Count every line below that contains "title", then state the total with no other output.

(Records excerpted from a collection)
___

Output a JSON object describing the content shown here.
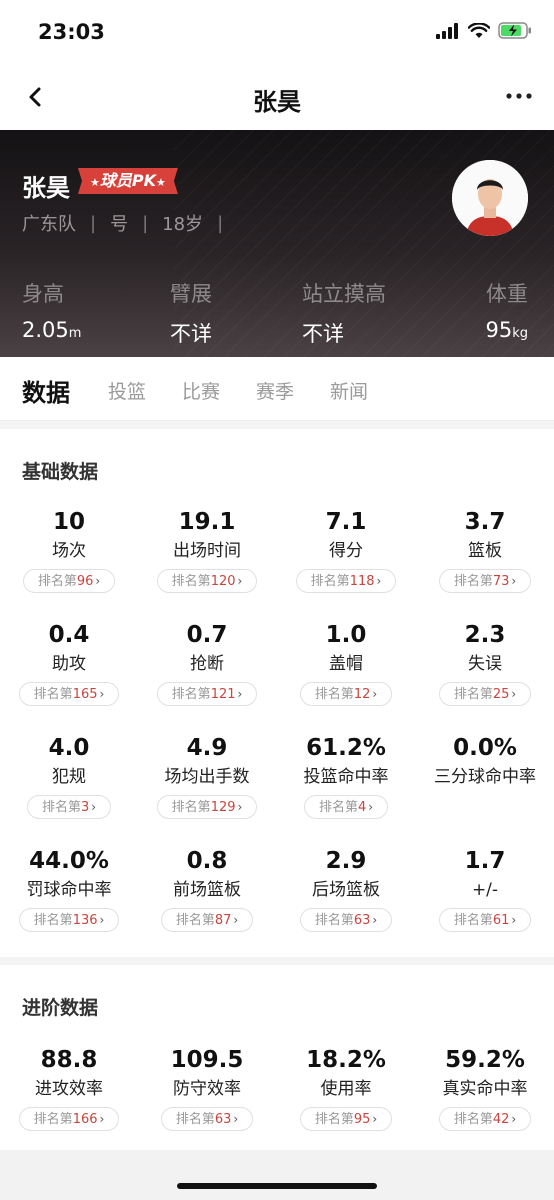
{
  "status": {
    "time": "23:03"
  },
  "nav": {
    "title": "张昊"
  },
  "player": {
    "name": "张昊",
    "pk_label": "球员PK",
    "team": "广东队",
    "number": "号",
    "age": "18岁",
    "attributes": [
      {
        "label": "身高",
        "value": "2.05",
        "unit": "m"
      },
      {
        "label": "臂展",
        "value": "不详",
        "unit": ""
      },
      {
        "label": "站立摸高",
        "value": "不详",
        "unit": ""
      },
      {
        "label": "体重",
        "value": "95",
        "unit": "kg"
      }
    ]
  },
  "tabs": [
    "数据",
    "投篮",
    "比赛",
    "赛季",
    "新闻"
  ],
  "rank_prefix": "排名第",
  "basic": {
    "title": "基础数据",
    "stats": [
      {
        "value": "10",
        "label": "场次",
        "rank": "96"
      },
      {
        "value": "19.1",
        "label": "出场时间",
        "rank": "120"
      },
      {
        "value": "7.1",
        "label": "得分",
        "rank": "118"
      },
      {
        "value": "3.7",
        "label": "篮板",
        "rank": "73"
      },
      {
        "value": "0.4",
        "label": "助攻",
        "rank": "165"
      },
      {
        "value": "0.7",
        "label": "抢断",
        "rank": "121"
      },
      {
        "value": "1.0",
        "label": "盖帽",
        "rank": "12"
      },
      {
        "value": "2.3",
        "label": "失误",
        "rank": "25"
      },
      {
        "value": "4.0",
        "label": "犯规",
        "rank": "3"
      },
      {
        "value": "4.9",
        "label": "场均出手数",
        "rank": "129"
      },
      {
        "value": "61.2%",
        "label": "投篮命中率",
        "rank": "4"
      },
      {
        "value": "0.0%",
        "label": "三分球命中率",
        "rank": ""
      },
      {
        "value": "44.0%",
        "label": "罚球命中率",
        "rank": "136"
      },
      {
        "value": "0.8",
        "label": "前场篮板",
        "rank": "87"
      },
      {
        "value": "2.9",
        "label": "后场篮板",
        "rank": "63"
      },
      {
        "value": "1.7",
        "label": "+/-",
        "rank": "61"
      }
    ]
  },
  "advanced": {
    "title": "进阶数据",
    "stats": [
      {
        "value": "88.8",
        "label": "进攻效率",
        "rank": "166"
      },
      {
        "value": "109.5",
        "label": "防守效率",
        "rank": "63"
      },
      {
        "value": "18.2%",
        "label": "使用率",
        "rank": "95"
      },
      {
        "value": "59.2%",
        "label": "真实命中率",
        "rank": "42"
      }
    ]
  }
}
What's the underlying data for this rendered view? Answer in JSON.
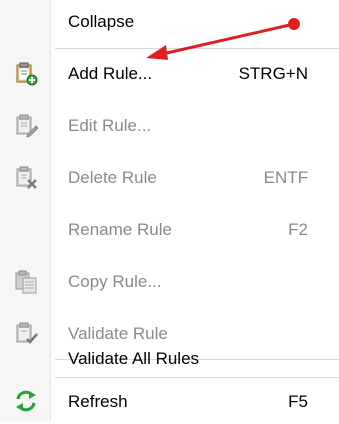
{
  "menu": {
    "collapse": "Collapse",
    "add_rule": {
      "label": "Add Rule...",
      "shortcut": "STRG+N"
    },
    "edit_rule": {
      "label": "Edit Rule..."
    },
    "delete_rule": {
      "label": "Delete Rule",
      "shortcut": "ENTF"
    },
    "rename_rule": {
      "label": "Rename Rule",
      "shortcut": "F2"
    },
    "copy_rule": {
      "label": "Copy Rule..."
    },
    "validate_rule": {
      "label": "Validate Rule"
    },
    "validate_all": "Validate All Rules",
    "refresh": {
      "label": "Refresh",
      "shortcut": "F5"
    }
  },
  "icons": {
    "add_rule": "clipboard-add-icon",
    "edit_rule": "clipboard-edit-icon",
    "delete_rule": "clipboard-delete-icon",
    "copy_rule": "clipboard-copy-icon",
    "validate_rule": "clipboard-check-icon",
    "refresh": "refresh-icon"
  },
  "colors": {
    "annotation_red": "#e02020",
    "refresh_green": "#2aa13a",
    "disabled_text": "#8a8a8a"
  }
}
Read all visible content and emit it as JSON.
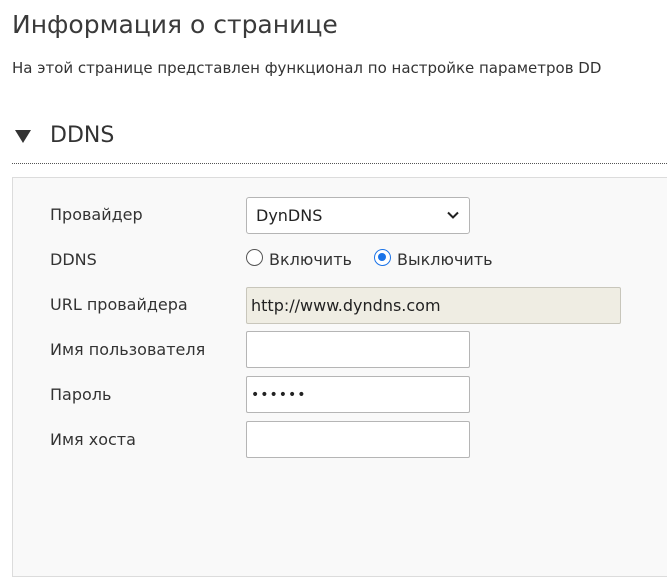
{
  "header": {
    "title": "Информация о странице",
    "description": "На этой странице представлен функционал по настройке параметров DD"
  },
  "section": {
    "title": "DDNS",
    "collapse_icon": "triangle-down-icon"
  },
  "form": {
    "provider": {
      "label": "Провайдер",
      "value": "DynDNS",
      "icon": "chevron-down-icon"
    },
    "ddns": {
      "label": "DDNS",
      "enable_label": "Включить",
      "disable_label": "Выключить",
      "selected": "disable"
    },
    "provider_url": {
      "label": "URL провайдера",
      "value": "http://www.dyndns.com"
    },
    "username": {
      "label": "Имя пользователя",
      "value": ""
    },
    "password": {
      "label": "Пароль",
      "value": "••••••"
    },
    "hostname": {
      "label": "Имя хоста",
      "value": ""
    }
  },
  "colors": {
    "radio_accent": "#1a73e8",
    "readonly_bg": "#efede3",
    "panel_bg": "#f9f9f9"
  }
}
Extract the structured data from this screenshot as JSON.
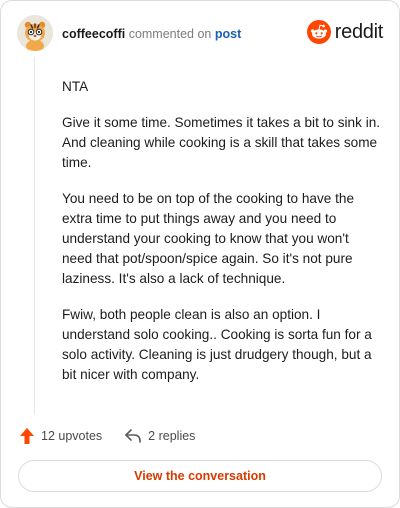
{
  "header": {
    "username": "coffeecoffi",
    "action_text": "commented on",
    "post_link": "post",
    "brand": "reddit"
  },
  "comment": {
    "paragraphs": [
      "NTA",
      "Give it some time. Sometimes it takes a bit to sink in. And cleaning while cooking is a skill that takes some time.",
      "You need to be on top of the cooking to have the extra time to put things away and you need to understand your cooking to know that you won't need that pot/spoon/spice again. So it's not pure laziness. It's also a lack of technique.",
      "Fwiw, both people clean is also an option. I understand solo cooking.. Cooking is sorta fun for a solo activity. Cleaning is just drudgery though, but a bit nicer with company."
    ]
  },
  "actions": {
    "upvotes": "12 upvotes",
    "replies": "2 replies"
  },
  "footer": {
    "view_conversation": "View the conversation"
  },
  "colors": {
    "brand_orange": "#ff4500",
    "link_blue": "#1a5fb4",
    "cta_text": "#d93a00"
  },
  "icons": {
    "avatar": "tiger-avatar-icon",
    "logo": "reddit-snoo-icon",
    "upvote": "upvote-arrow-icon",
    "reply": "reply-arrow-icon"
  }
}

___

■ **TASK OUTPUT**: 5